  • The SM has:
    • prepared an agenda and approach (e.g. Tops/Tips/Actions, improvement brainstorm, blow-off-steam session, beer-and-wine session, …). The approach is not the same every time…
    • collected data during the sprint and is ready to share it with the team (e.g. occurrences/behaviors, metrics like interrupt buffer usage, team happiness, burn-down, delivery rate % and quality, etc.).
    • an update on the committed improvement action(s) from this Sprint
  • The Scrum team identifies at least one SMART improvement action to be completed in the next Sprint. The session is not used for ‘whining’ only. All team members had a chance to do their say (no bullying) and actively joined. The result of the Sprint Retrospective contributes to a positive result for the team (trust, confidence, self-esteem, motivation, velocity, etc.).

Backlog Refinement

As the Scrum Guide says “Product Backlog refinement is the act of breaking down and further defining Product Backlog items into smaller more precise items. This is an ongoing activity to add details, such as a description, order, and size. Attributes often vary with the domain of work.”

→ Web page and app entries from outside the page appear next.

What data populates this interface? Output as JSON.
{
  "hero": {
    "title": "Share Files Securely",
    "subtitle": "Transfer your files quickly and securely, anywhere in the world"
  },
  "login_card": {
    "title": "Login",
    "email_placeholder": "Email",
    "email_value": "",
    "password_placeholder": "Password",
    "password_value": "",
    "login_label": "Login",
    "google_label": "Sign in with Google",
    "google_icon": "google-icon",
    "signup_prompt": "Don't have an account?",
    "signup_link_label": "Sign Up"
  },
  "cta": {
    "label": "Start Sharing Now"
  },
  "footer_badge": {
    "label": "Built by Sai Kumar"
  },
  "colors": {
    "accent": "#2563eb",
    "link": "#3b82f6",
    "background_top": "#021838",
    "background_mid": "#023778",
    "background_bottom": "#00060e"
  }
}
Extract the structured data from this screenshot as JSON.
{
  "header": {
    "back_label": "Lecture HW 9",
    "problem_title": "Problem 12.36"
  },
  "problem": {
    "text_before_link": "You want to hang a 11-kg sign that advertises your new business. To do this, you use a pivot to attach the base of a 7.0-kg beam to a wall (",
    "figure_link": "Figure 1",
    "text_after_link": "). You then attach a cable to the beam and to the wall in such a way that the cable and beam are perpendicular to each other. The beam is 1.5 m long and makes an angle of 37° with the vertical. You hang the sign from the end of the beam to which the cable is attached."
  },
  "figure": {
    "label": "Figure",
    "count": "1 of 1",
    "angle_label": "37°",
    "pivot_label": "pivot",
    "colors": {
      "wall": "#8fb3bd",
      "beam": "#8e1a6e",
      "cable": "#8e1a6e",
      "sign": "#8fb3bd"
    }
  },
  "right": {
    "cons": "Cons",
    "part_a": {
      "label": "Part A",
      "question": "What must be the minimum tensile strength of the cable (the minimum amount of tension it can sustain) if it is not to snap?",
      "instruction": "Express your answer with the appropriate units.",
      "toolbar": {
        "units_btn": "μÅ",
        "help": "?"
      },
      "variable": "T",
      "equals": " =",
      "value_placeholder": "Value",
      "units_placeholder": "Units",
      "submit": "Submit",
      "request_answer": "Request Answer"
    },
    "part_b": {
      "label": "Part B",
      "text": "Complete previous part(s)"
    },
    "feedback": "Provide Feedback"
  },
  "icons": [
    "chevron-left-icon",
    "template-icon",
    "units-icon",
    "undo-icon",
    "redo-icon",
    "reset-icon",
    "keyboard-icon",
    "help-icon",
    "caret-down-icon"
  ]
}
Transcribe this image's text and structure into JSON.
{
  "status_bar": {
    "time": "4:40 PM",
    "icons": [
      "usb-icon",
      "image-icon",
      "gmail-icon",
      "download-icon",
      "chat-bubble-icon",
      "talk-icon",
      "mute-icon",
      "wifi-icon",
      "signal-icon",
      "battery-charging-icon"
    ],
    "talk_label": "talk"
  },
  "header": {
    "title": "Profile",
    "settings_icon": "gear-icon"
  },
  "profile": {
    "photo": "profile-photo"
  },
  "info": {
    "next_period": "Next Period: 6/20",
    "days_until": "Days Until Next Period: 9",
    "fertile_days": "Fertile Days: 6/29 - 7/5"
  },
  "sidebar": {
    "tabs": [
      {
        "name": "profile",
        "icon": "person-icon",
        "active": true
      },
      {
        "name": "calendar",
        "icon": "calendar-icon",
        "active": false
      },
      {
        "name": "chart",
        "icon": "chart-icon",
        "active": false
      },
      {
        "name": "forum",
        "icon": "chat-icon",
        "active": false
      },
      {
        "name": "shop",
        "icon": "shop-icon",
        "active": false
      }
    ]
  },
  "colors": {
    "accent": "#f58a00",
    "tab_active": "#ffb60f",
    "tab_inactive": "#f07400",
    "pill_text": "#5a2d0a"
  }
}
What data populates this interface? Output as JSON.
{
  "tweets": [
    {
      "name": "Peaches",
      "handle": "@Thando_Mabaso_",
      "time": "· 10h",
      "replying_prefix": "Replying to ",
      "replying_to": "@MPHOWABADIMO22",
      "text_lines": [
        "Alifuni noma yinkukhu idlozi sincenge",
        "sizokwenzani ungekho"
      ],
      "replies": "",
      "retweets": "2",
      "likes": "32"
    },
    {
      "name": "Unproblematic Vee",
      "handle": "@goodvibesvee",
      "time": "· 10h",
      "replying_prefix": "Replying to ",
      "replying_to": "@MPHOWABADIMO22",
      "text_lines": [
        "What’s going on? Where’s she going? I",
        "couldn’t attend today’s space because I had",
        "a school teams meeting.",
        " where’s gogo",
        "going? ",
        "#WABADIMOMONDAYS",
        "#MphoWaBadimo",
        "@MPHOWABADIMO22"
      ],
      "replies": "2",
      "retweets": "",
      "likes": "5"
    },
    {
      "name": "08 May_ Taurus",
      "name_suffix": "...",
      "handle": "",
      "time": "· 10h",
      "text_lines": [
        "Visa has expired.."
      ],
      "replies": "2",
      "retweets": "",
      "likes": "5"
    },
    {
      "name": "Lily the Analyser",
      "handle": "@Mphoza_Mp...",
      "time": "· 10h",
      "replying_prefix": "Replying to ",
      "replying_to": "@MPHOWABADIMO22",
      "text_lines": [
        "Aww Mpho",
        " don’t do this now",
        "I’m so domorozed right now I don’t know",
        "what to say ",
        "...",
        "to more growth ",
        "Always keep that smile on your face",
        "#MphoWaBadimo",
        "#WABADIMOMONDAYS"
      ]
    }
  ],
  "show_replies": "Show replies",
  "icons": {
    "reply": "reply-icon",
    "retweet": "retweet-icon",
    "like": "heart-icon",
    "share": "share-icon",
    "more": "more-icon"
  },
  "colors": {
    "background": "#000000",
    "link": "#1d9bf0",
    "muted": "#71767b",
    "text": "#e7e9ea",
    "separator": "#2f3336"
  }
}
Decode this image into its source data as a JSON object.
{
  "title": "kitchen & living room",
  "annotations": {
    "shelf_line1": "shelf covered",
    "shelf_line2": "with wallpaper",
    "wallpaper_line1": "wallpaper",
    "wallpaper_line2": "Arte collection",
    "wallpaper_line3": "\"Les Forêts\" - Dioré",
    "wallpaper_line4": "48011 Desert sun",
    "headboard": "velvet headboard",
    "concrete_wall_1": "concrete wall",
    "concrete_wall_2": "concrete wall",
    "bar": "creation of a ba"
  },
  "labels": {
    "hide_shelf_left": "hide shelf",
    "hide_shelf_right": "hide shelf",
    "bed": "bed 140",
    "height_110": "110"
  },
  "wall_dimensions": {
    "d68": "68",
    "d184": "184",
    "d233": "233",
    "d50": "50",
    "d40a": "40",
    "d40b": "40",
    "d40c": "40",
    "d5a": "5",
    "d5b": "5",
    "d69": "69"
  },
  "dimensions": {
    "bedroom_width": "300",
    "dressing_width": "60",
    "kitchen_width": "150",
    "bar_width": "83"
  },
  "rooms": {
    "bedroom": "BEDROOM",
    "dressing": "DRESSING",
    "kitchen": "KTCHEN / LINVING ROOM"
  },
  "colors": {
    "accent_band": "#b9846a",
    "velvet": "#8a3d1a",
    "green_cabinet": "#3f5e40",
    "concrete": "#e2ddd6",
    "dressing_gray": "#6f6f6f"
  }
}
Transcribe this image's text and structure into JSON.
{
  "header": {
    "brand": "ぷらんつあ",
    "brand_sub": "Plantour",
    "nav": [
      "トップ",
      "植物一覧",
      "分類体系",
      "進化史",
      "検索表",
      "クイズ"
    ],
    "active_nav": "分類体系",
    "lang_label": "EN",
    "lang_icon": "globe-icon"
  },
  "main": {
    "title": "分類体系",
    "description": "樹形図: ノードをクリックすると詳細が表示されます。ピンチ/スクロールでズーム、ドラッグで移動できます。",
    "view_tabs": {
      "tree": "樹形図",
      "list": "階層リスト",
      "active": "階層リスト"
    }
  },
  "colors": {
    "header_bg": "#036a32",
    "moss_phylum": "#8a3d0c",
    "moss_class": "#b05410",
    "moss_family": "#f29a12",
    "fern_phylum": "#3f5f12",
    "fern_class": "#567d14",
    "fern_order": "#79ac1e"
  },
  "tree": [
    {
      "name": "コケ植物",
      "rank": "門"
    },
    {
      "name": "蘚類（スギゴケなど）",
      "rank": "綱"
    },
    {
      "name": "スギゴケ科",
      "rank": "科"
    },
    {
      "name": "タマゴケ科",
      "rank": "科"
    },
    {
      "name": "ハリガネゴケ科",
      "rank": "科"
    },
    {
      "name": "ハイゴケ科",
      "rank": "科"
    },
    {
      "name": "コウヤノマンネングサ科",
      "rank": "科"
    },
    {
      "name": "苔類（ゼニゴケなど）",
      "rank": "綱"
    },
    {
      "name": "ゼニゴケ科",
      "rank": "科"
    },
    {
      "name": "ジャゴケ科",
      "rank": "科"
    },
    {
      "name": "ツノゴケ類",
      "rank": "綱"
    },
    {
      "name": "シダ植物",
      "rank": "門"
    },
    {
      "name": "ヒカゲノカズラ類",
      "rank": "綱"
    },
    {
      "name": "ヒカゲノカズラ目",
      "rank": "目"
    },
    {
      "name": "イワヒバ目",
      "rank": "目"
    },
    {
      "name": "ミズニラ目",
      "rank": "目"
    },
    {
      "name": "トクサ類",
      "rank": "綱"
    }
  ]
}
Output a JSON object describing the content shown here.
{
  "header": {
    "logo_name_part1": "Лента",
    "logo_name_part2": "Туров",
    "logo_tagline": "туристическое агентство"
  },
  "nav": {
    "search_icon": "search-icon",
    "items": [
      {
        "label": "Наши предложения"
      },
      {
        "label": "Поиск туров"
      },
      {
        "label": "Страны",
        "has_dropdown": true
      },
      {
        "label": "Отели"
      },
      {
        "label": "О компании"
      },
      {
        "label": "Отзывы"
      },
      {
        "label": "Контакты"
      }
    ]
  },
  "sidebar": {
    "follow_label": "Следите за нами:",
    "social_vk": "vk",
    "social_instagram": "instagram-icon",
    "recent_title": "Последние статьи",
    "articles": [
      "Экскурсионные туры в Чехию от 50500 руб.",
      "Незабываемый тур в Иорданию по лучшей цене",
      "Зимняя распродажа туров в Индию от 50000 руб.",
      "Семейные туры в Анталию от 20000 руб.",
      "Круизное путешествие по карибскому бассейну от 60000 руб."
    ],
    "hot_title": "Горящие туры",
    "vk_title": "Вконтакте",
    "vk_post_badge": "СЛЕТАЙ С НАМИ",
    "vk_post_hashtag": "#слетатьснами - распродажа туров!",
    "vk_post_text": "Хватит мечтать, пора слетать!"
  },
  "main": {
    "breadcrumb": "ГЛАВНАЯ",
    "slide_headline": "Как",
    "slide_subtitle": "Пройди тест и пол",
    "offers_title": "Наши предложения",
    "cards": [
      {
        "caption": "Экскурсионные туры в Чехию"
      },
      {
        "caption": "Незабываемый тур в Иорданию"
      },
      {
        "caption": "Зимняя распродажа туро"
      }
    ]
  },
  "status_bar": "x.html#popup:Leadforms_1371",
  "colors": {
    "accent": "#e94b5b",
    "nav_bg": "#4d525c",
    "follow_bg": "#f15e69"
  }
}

  • Sufficient time has been taken into account for Refinement. If helpful, dedicated time block(s) have been planned
  • The PO has invited any required stakeholders and has an agenda which mainly consists of a prioritized list of features and stories to be refined in this session. There should be a healthy mix of planning horizons: next sprint, sprints close by, and future.
  • The PO has prepared the features and stories to be refined. They have been pre-discussed with stakeholders for value and checked if they fit the why, vision, and objectives. It helps to already think in terms of how it can be demonstrated/verified (Behavior / test driven, acceptance criteria).
  • During the event, features and stories are being clarified, further discussed and detailed, split/sliced (if needed), and estimated on effort. Clarity, details and accuracy of effort grow with each refinement until the team agrees it is ready to be planned, and may need to be revised if circumstances (like stakeholder needs) change. It helps to use a template.
  • Exceptionally, ‘spikes’ are defined (a quick investigation, analysis, test. …). For example, when specific competences are required the team does not (yet) have, technical risks / uncertainties, dependencies outside the team, etc.